> _Task goal_
The expected answer is every line from the material below that has the word "JSON".

> _Data shown_
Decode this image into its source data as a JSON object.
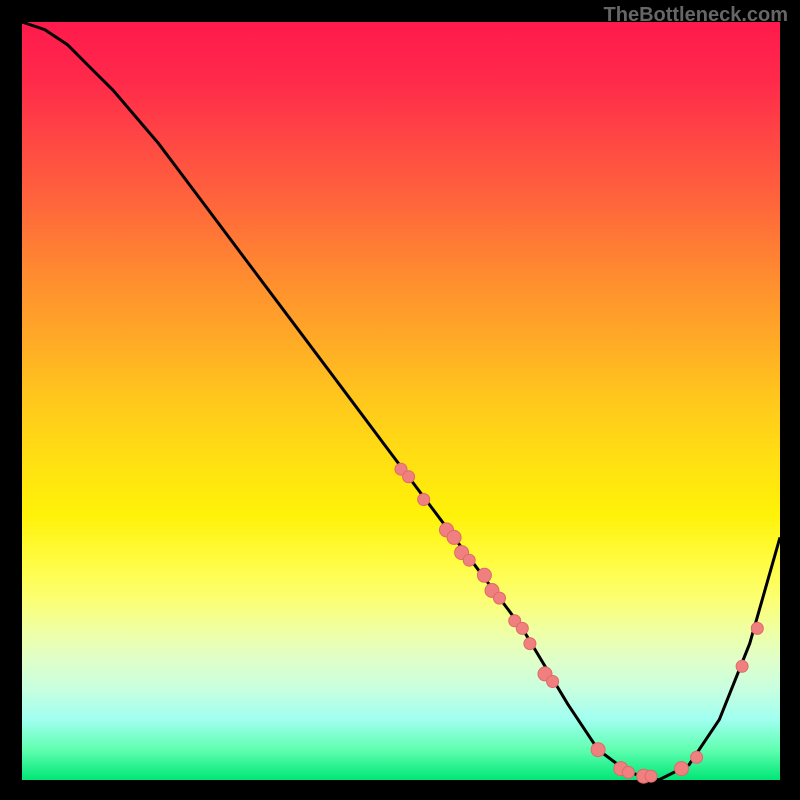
{
  "watermark": "TheBottleneck.com",
  "chart_data": {
    "type": "line",
    "title": "",
    "xlabel": "",
    "ylabel": "",
    "xlim": [
      0,
      100
    ],
    "ylim": [
      0,
      100
    ],
    "curve": {
      "x": [
        0,
        3,
        6,
        9,
        12,
        18,
        24,
        30,
        36,
        42,
        48,
        54,
        60,
        66,
        72,
        76,
        80,
        84,
        88,
        92,
        96,
        100
      ],
      "y": [
        100,
        99,
        97,
        94,
        91,
        84,
        76,
        68,
        60,
        52,
        44,
        36,
        28,
        20,
        10,
        4,
        1,
        0,
        2,
        8,
        18,
        32
      ]
    },
    "markers": [
      {
        "x": 50,
        "y": 41,
        "r": 6
      },
      {
        "x": 51,
        "y": 40,
        "r": 6
      },
      {
        "x": 53,
        "y": 37,
        "r": 6
      },
      {
        "x": 56,
        "y": 33,
        "r": 7
      },
      {
        "x": 57,
        "y": 32,
        "r": 7
      },
      {
        "x": 58,
        "y": 30,
        "r": 7
      },
      {
        "x": 59,
        "y": 29,
        "r": 6
      },
      {
        "x": 61,
        "y": 27,
        "r": 7
      },
      {
        "x": 62,
        "y": 25,
        "r": 7
      },
      {
        "x": 63,
        "y": 24,
        "r": 6
      },
      {
        "x": 65,
        "y": 21,
        "r": 6
      },
      {
        "x": 66,
        "y": 20,
        "r": 6
      },
      {
        "x": 67,
        "y": 18,
        "r": 6
      },
      {
        "x": 69,
        "y": 14,
        "r": 7
      },
      {
        "x": 70,
        "y": 13,
        "r": 6
      },
      {
        "x": 76,
        "y": 4,
        "r": 7
      },
      {
        "x": 79,
        "y": 1.5,
        "r": 7
      },
      {
        "x": 80,
        "y": 1,
        "r": 6
      },
      {
        "x": 82,
        "y": 0.5,
        "r": 7
      },
      {
        "x": 83,
        "y": 0.5,
        "r": 6
      },
      {
        "x": 87,
        "y": 1.5,
        "r": 7
      },
      {
        "x": 89,
        "y": 3,
        "r": 6
      },
      {
        "x": 95,
        "y": 15,
        "r": 6
      },
      {
        "x": 97,
        "y": 20,
        "r": 6
      }
    ],
    "colors": {
      "curve": "#000000",
      "marker_fill": "#f08080",
      "marker_stroke": "#e06868"
    }
  }
}
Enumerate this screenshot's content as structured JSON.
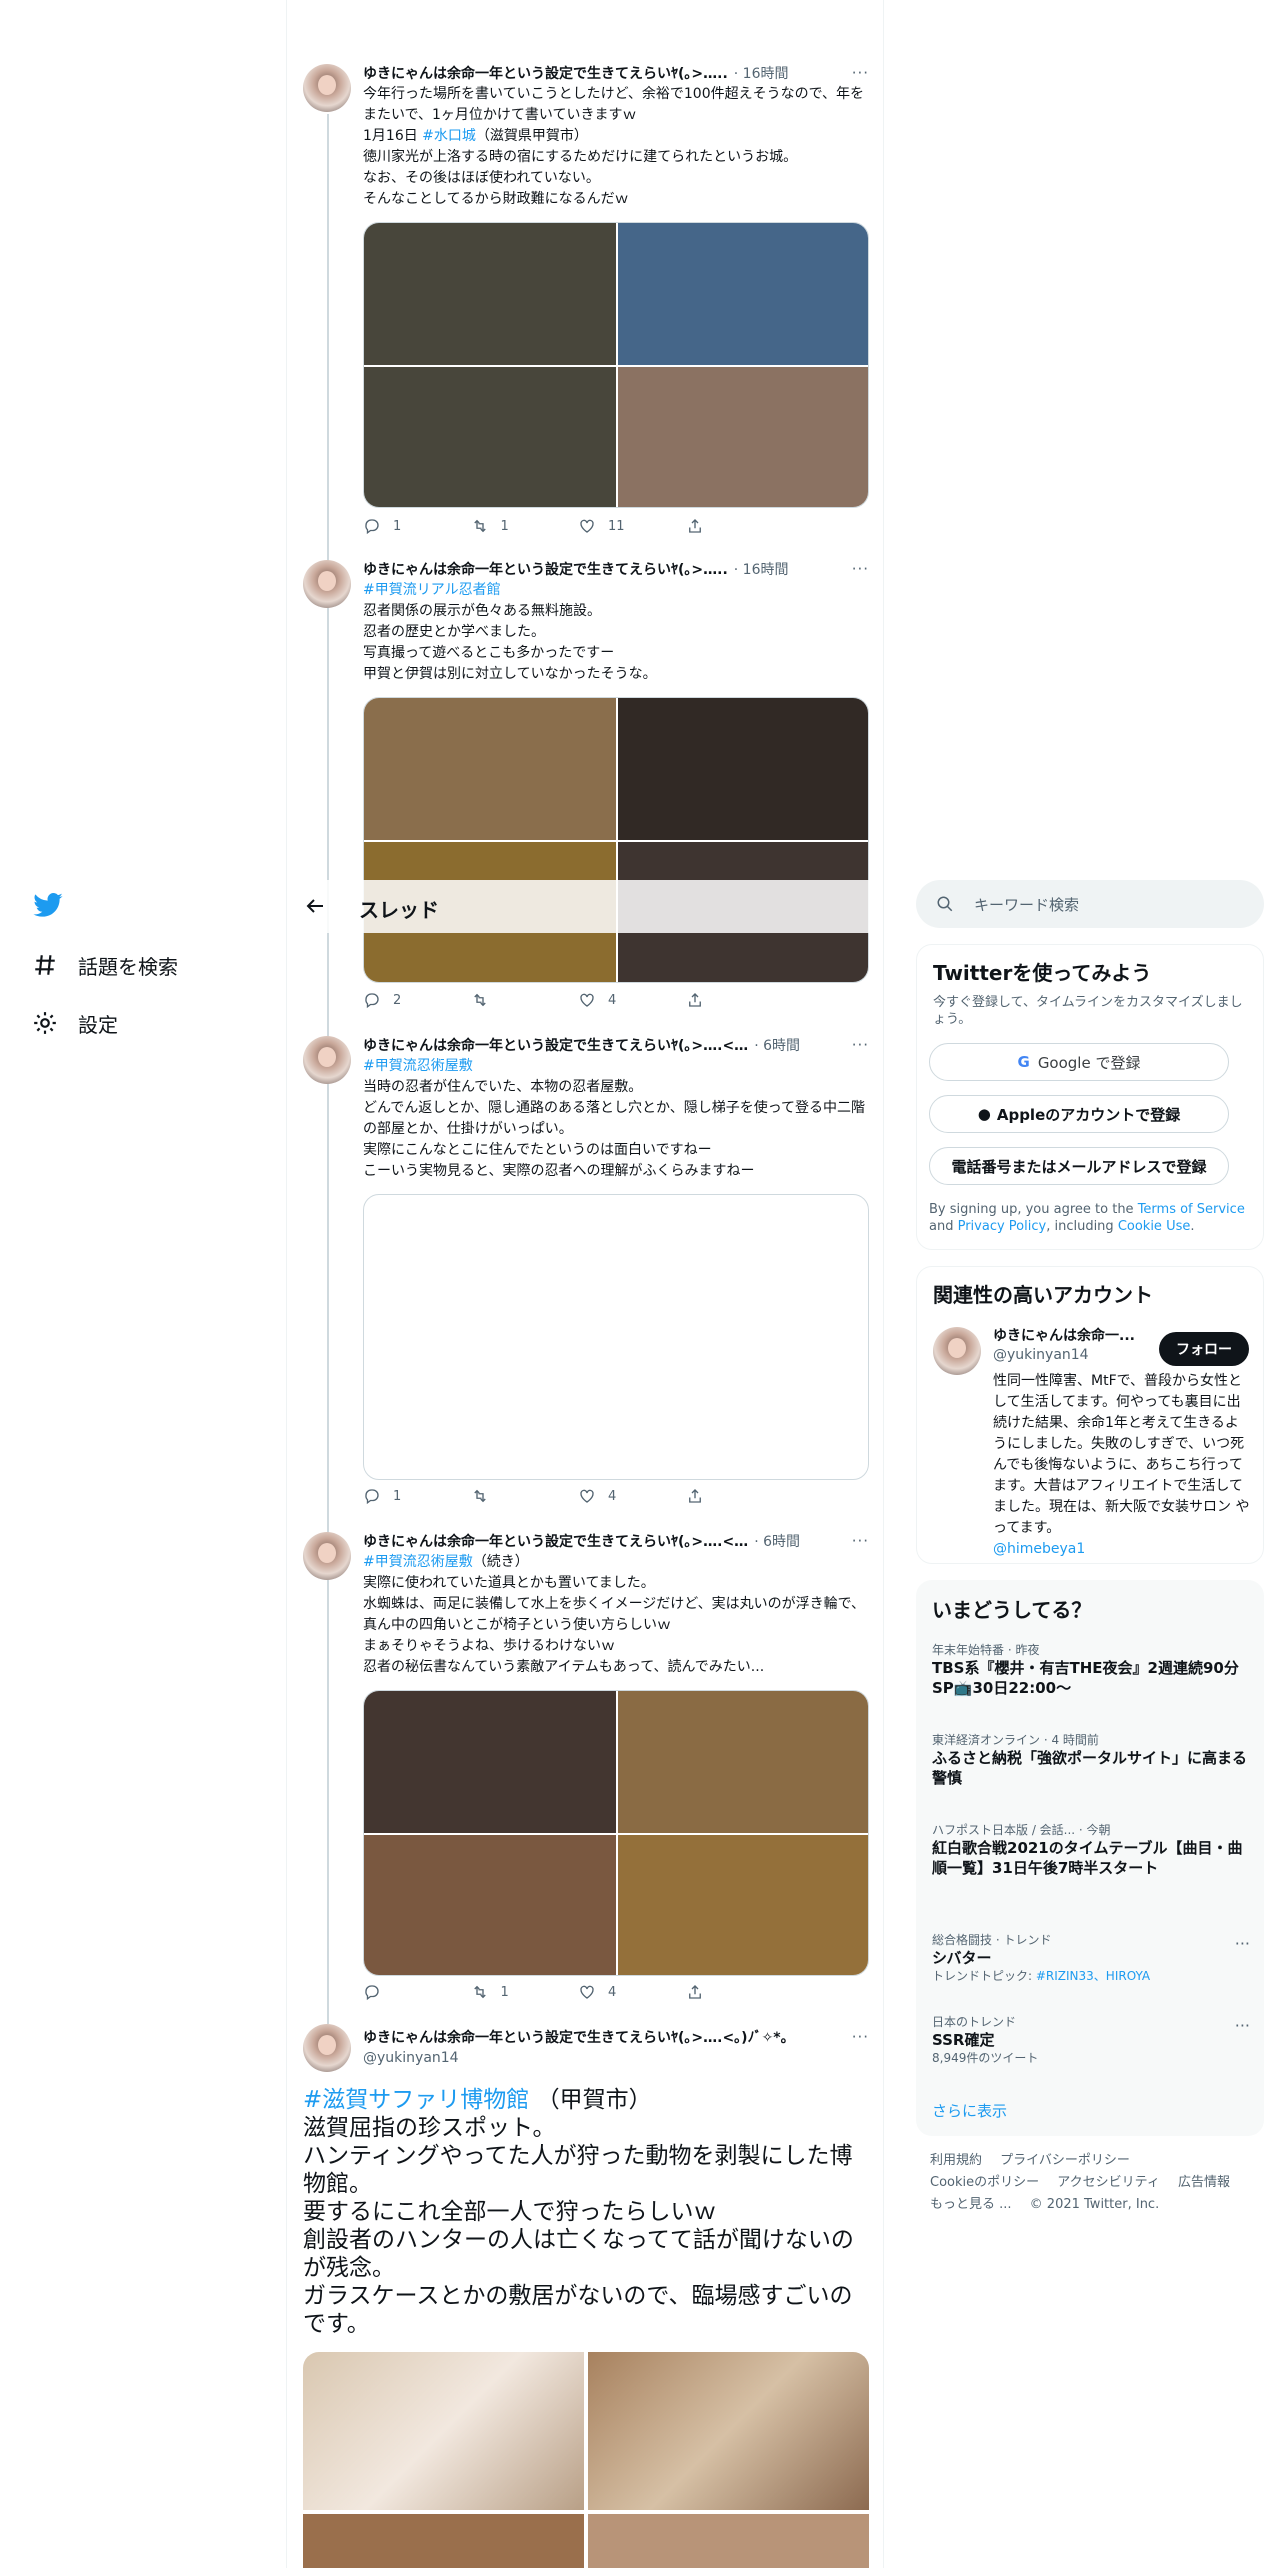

> _Exercise result_
Decode this image into its source data as a JSON object.
Enumerate this screenshot's content as structured JSON.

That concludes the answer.